This course is on the theoretical foundations of modern machine learning. We will analyze the inherent difficulty of learning problems and study the theoretical guarantees one can prove about a learning algorithm's ability to generalize. To accomplish this, we will reply on tools from probability, statistics, game theory, and convex analysis. Most importantly, we will see how a solid theoretical foundation can help us design better learning algorithms. Topics include ERM and sample complexity (VC theory, Rademacher complexity), PAC-Bayes anaysis, algorithmic stability, online regret minimization, online-to-batch conversion techniques, with applications to support vector machines, boosting, and online learning.


This course assumes background in basic probability theory and linear algebra. Key mathematical concepts will be reviewed before they are used, but a certain level of mathematical maturity is expected. The course is theoretical and does not involve any programming.


The course can be taken either for a grade or for credit/no-credit. Grades will be given based on homework assignments, lecture notes, and class participation. 


Mar 2, 2011

Homework exercise 3 posted.

Jan 27, 2011

Homework exercises 1 and 2 posted.

Jan 7, 2011

Please sign up to take lecture notes.

Jan 6, 2011

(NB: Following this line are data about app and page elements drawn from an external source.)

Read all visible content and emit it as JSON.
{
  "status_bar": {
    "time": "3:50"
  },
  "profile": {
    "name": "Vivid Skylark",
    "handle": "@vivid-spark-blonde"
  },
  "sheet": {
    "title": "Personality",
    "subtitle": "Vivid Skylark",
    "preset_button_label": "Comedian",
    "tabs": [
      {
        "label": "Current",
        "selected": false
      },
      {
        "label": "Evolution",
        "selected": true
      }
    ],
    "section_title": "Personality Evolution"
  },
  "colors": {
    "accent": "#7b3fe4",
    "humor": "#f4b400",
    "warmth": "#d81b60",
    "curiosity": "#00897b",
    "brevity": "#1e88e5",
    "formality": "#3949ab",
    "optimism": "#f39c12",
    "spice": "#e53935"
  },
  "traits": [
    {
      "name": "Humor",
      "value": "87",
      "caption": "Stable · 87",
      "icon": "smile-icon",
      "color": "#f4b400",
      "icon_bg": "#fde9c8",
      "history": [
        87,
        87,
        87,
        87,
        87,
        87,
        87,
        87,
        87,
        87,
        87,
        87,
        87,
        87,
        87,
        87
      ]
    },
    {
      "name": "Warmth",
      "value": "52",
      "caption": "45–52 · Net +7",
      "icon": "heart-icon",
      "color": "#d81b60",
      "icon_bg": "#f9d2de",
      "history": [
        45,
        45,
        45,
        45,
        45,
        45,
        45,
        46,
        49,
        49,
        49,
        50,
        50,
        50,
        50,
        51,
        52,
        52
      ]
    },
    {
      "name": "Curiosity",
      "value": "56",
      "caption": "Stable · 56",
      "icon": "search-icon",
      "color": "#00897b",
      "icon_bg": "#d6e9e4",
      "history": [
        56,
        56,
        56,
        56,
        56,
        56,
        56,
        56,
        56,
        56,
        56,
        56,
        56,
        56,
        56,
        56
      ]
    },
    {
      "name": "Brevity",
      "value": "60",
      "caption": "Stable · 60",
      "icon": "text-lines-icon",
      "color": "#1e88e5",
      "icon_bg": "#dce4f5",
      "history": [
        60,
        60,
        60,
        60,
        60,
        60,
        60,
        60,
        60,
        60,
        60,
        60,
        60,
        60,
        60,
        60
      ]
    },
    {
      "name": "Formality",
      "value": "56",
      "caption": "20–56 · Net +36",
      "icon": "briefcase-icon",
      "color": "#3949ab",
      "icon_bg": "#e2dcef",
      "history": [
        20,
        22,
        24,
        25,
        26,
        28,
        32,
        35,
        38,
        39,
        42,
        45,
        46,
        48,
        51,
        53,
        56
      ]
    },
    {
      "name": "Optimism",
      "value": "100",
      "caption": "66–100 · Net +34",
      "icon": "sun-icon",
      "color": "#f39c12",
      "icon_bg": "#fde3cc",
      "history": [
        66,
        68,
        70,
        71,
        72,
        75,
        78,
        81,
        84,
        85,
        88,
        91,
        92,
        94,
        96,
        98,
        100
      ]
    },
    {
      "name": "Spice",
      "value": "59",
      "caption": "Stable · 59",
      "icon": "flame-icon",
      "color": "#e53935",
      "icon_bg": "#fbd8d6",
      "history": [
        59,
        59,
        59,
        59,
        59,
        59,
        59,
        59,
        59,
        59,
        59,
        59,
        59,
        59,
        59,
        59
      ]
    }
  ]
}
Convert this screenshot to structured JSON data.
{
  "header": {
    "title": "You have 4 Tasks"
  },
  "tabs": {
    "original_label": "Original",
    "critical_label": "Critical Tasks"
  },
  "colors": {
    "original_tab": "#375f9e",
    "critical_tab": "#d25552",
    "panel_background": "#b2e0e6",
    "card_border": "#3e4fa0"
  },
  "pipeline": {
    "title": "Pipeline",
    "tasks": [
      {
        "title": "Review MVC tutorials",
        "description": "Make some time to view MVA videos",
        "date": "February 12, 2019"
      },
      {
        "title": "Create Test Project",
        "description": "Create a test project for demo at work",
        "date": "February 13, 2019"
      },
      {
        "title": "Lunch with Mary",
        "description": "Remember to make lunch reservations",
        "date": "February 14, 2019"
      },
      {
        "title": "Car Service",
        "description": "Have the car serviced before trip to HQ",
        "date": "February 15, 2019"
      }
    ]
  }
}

More information on the generalized definition of expectation can be found in the new references section of this website.